Drug delivery is a term that refers to the delivery of a pharmaceutical compound into the body. Most common methods of delivery include the preferred non-invasive oral (through the mouth), nasal, pneumonial (inhalation), and rectal routes. Much research is now focussing on nanotechnology as a drug delivery method.
Glioblastoma is the most aggressive cancer that originates in the brain. Current therapies can slow the disease, but more often than not can't cure it.
Fluence Analytics, a manufacturer of realtime, industrial and laboratory monitoring systems, today announced the launch of ARGEN, a patented protein and polymer stability monitoring product. By utilizing continuous light scattering measurements, ARGEN yields a unique information stream which reduces discovery and formulation and development times.
Stand Up To Cancer has awarded a $2.5 million SU2C CatalystR grant to the Translational Genomics Research Institute to investigate a revolutionary new method of treating pancreatic cancer, one of the most aggressive of all cancers.
DNA evolved to store genetic information, but in principle this special, chain-like molecule can also be adapted to make new materials. Chemists at The Scripps Research Institute have now published an important demonstration of this repurposing of DNA to create new substances with possible medical applications.
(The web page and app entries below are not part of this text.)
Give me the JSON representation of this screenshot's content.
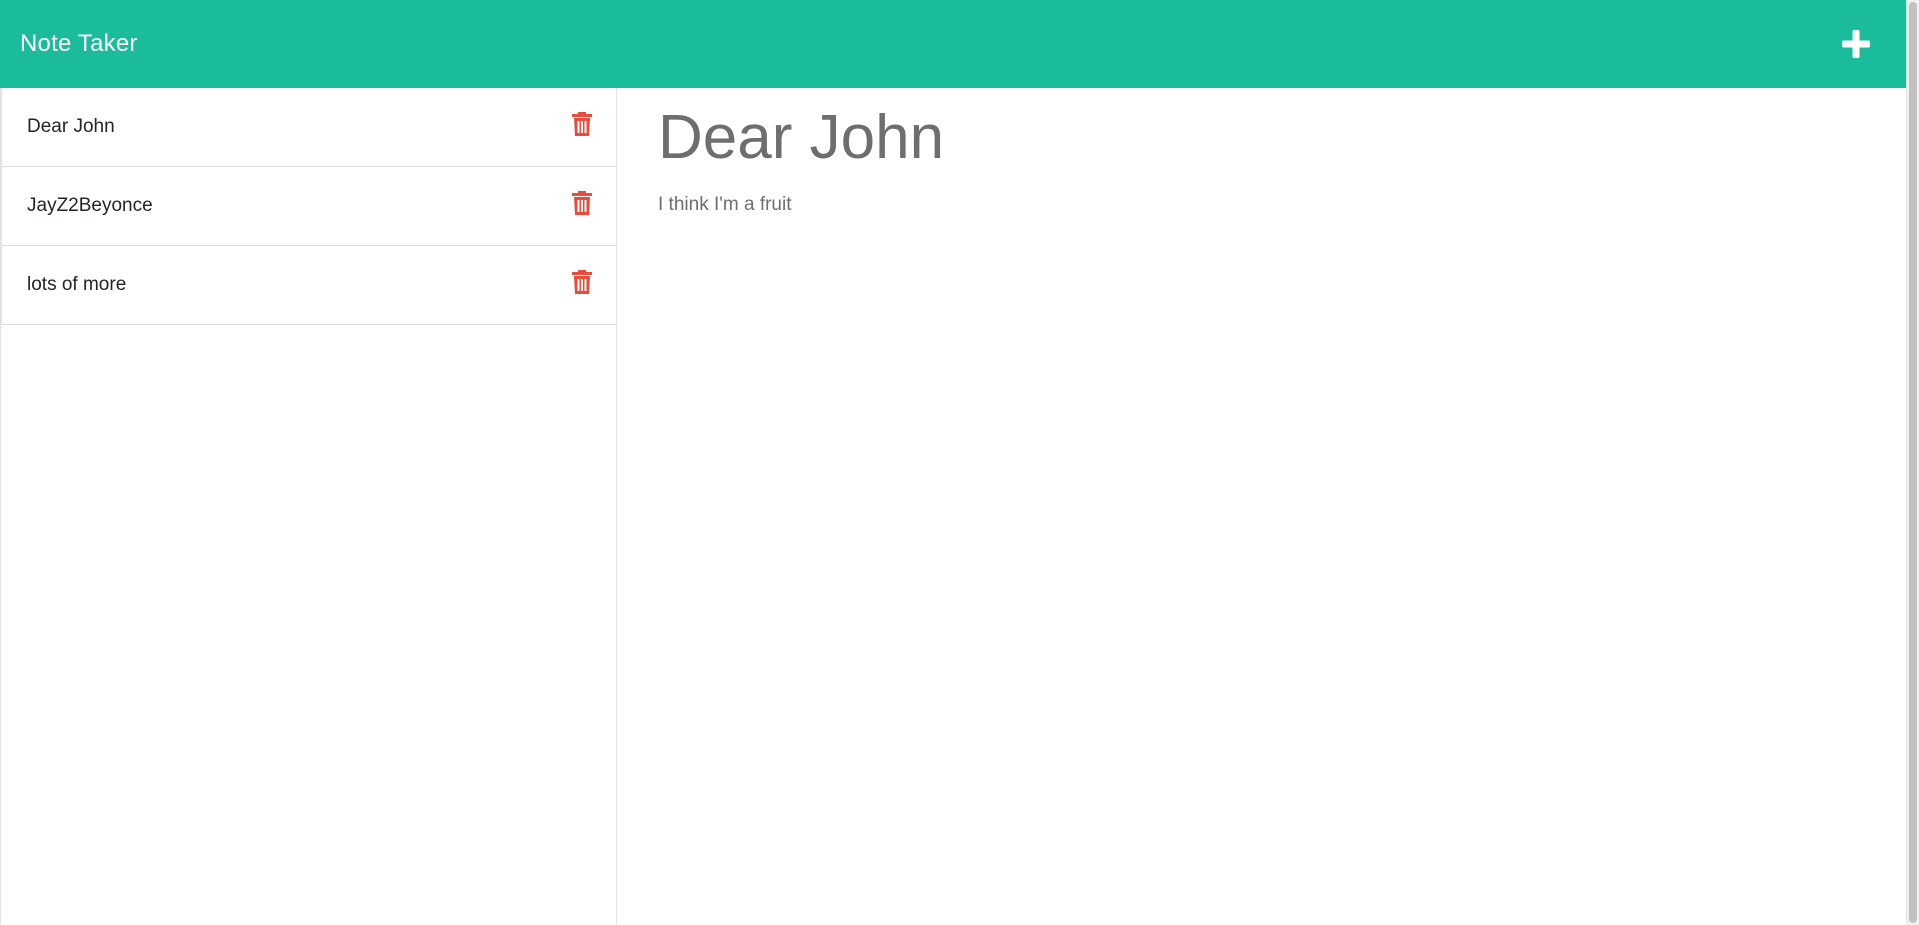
{
  "app": {
    "title": "Note Taker",
    "accent_color": "#1abc9c",
    "delete_color": "#e74c3c",
    "add_icon": "plus-icon",
    "delete_icon": "trash-icon"
  },
  "notes": [
    {
      "title": "Dear John"
    },
    {
      "title": "JayZ2Beyonce"
    },
    {
      "title": "lots of more"
    }
  ],
  "active_note": {
    "title": "Dear John",
    "text": "I think I'm a fruit"
  }
}
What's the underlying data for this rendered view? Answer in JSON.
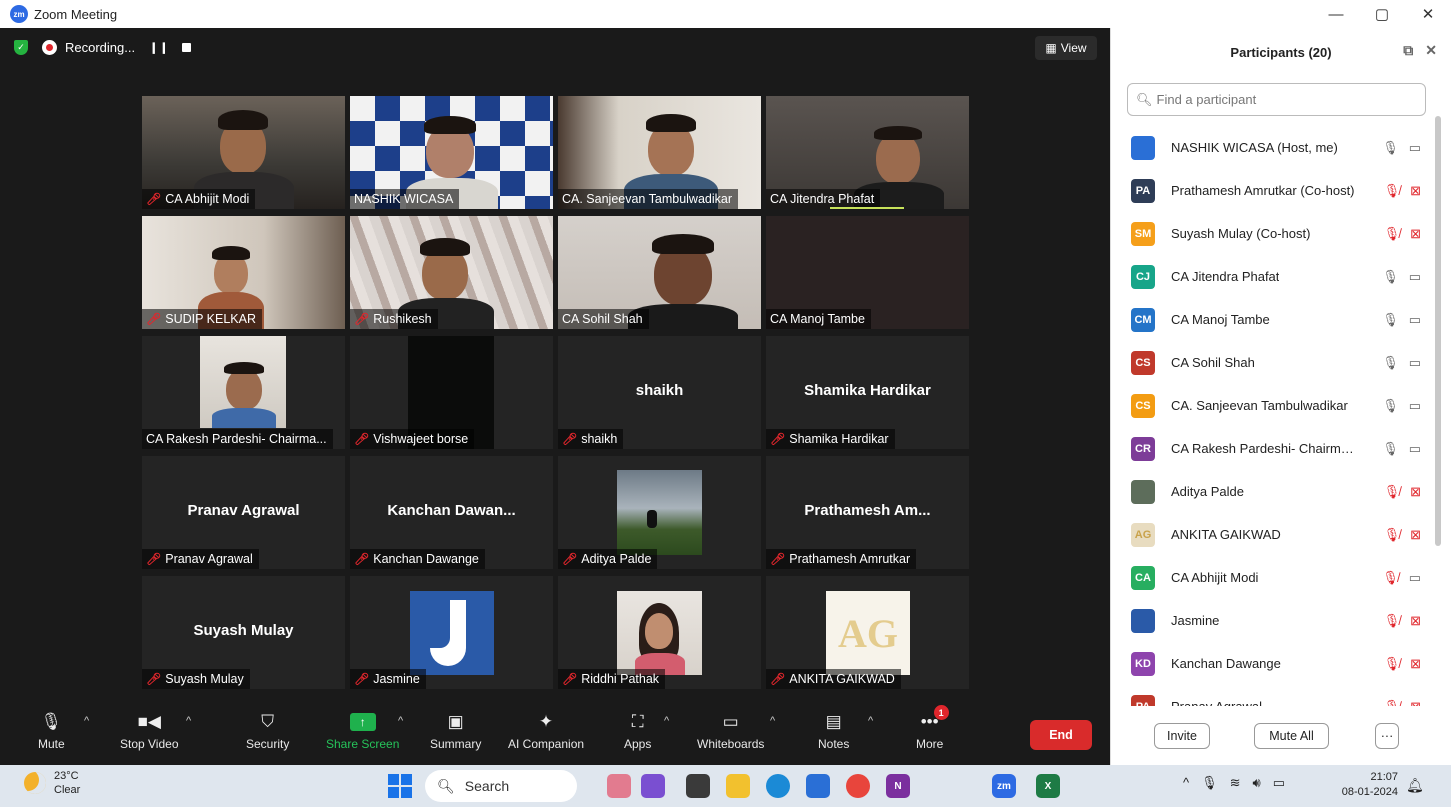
{
  "window": {
    "title": "Zoom Meeting",
    "minimize": "—",
    "restore": "▢",
    "close": "✕"
  },
  "topbar": {
    "recording_label": "Recording...",
    "pause": "❙❙",
    "view_label": "View"
  },
  "tiles": [
    {
      "name": "CA Abhijit Modi",
      "muted": true,
      "video": true,
      "big": ""
    },
    {
      "name": "NASHIK WICASA",
      "muted": false,
      "video": true,
      "big": ""
    },
    {
      "name": "CA. Sanjeevan Tambulwadikar",
      "muted": false,
      "video": true,
      "big": ""
    },
    {
      "name": "CA Jitendra Phafat",
      "muted": false,
      "video": true,
      "big": ""
    },
    {
      "name": "SUDIP KELKAR",
      "muted": true,
      "video": true,
      "big": ""
    },
    {
      "name": "Rushikesh",
      "muted": true,
      "video": true,
      "big": ""
    },
    {
      "name": "CA Sohil Shah",
      "muted": false,
      "video": true,
      "big": ""
    },
    {
      "name": "CA Manoj Tambe",
      "muted": false,
      "video": false,
      "big": ""
    },
    {
      "name": "CA Rakesh Pardeshi- Chairma...",
      "muted": false,
      "video": true,
      "big": ""
    },
    {
      "name": "Vishwajeet borse",
      "muted": true,
      "video": true,
      "big": ""
    },
    {
      "name": "shaikh",
      "muted": true,
      "video": false,
      "big": "shaikh"
    },
    {
      "name": "Shamika Hardikar",
      "muted": true,
      "video": false,
      "big": "Shamika Hardikar"
    },
    {
      "name": "Pranav Agrawal",
      "muted": true,
      "video": false,
      "big": "Pranav Agrawal"
    },
    {
      "name": "Kanchan Dawange",
      "muted": true,
      "video": false,
      "big": "Kanchan  Dawan..."
    },
    {
      "name": "Aditya Palde",
      "muted": true,
      "video": false,
      "big": ""
    },
    {
      "name": "Prathamesh Amrutkar",
      "muted": true,
      "video": false,
      "big": "Prathamesh Am..."
    },
    {
      "name": "Suyash Mulay",
      "muted": true,
      "video": false,
      "big": "Suyash Mulay"
    },
    {
      "name": "Jasmine",
      "muted": true,
      "video": false,
      "big": ""
    },
    {
      "name": "Riddhi Pathak",
      "muted": true,
      "video": false,
      "big": ""
    },
    {
      "name": "ANKITA GAIKWAD",
      "muted": true,
      "video": false,
      "big": ""
    }
  ],
  "toolbar": {
    "mute": "Mute",
    "stop_video": "Stop Video",
    "security": "Security",
    "share_screen": "Share Screen",
    "summary": "Summary",
    "ai_companion": "AI Companion",
    "apps": "Apps",
    "whiteboards": "Whiteboards",
    "notes": "Notes",
    "more": "More",
    "more_badge": "1",
    "end": "End"
  },
  "panel": {
    "title": "Participants (20)",
    "search_placeholder": "Find a participant",
    "participants": [
      {
        "initials": "",
        "name": "NASHIK WICASA (Host, me)",
        "color": "#2a6fd6",
        "mic": "on",
        "cam": "on"
      },
      {
        "initials": "PA",
        "name": "Prathamesh Amrutkar (Co-host)",
        "color": "#2e3d57",
        "mic": "off",
        "cam": "off"
      },
      {
        "initials": "SM",
        "name": "Suyash Mulay (Co-host)",
        "color": "#f59f1a",
        "mic": "off",
        "cam": "off"
      },
      {
        "initials": "CJ",
        "name": "CA Jitendra Phafat",
        "color": "#17a589",
        "mic": "on",
        "cam": "on"
      },
      {
        "initials": "CM",
        "name": "CA Manoj Tambe",
        "color": "#2474c8",
        "mic": "on",
        "cam": "on"
      },
      {
        "initials": "CS",
        "name": "CA Sohil Shah",
        "color": "#c0392b",
        "mic": "on",
        "cam": "on"
      },
      {
        "initials": "CS",
        "name": "CA. Sanjeevan Tambulwadikar",
        "color": "#f39c12",
        "mic": "on",
        "cam": "on"
      },
      {
        "initials": "CR",
        "name": "CA Rakesh Pardeshi- Chairman...",
        "color": "#7d3c98",
        "mic": "on",
        "cam": "on"
      },
      {
        "initials": "",
        "name": "Aditya Palde",
        "color": "#5d6d5b",
        "mic": "off",
        "cam": "off"
      },
      {
        "initials": "AG",
        "name": "ANKITA GAIKWAD",
        "color": "#e8dcc0",
        "mic": "off",
        "cam": "off"
      },
      {
        "initials": "CA",
        "name": "CA Abhijit Modi",
        "color": "#27ae60",
        "mic": "off",
        "cam": "on"
      },
      {
        "initials": "",
        "name": "Jasmine",
        "color": "#2a5aa8",
        "mic": "off",
        "cam": "off"
      },
      {
        "initials": "KD",
        "name": "Kanchan Dawange",
        "color": "#8e44ad",
        "mic": "off",
        "cam": "off"
      },
      {
        "initials": "PA",
        "name": "Pranav Agrawal",
        "color": "#c0392b",
        "mic": "off",
        "cam": "off"
      }
    ],
    "invite": "Invite",
    "mute_all": "Mute All",
    "more": "···"
  },
  "taskbar": {
    "temp": "23°C",
    "weather": "Clear",
    "search": "Search",
    "time": "21:07",
    "date": "08-01-2024"
  }
}
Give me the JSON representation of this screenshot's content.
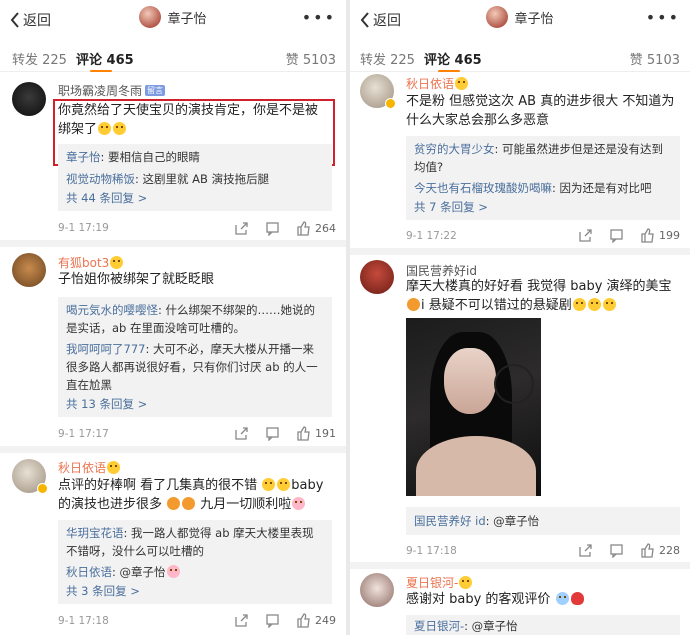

The Pittcon Program Committee is pleased to announce this year’s recipients of 13 prestigious awards honoring scientists who have made outstanding contributions to analytical chemistry and applied spectroscopy. Each award will be presented in a scheduled symposium during Pittcon 2018, the world’s leading conference and exposition for laboratory science, which will be held February 26-March 1, Orange County Convention Center, Orlando, Florida.
RCSI is leading an international team of scientists on a major research study that aims to train the next generation of brain cancer researchers.
Researchers in China who assessed self-monitoring of blood glucose behavior among nearly 19,000 patients with type 2 diabetes treated with oral medications reported very low SMBG rates both before and after the patients began treatment with basal insulin, although the data showed an increase in mean SMBG frequency after 6 months and the percentage of patients who never monitored their blood glucose decreased.
Scientists have helped provide a way to better understand how to enable drugs to enter the brain and how cancer cells make it past the blood brain barrier. The brain is protected by the near-impermeable blood brain barrier, a fortress which protects the brain but which also prevents the treatment of brain diseases, including brain tumors.
Bacteria release membrane-derived vesicles (MVs), which are small particles that can transport virulence factors to neighboring bacteria or to the cells of a mammalian host. This special MV-based system for delivering toxic proteins and nucleic acids in a protected manner to the target cells may have different specific functions depending on whether the bacterium acts as an extracellular or intracellular pathogen.
Engineers from MIT have devised a new method that could benefit millions by allowing delivery of more than one drug or vaccine with a single injection. They have designed a new type of drug-carrying particle that when injected could deliver the drugs or vaccines in blood over a period of time as desired.
For a cancer drug to be successful, it needs to reach the malignant tumor site. Researchers in Japan have now found a way for increasing the effectiveness of drug delivery to certain types of brain tumors, by packing epirubicin, a known antitumor agent, in specially designed polymeric micelles.
When environmental and soil chemist Baoshan Xing at the University of Massachusetts Amherst began reading in 2014 that a new, two-dimensional material known as layered black phosphorous (BP) was gaining the attention of biomedical researchers for use in drug delivery systems and tumor photothermal therapy, he was both intrigued and concerned.
Less than a decade ago, the U.S. Department of Defense established the Armed Forces Institute of Regenerative Medicine I with a multimillion dollar grant to focus research centered on regenerative medicine for the treatment of battlefield injuries and selected Rutgers University-New Brunswick to lead the civilian research program.
With increasing scientific and medical interest in communication with the nervous system, demand is growing for biomedical devices that can better record and stimulate the nervous system, as well as deliver drugs and biomolecules in precise dosages.
Nothing seemed to help the patient — and hospice staff didn't know why. They sent home more painkillers for weeks. But the elderly woman, who had severe dementia and incurable breast cancer, kept calling out in pain.
An article published in Experimental Biology and Medicine (Volume 242, Issue 14, August 2017) reports that a plant virus-based system can be used to deliver anti-cancer drugs.
Nanotechnology has made another breakthrough at the University of California San Diego. For the first time the researchers have shown that micromotors or microscopic robots could be used to treat a bacterial infection in the stomach in mice models win the laboratory.
Vijaya B. Kolachalama, PhD, assistant professor of medicine at Boston University School of Medicine, has received a Scientist Development grant from the American Heart Association.
Chapman University’s four-year-old School of Pharmacy continues its aggressive growth in federal grant awards.
According to latest research, gold particles can be effective in certain cancer therapy areas. Researchers at the Edinburgh University report in their new study that gold particles can help enhance the effectiveness of the agents used for lung cancer cells. The study is published in the scientific journal Angewandte Chemie.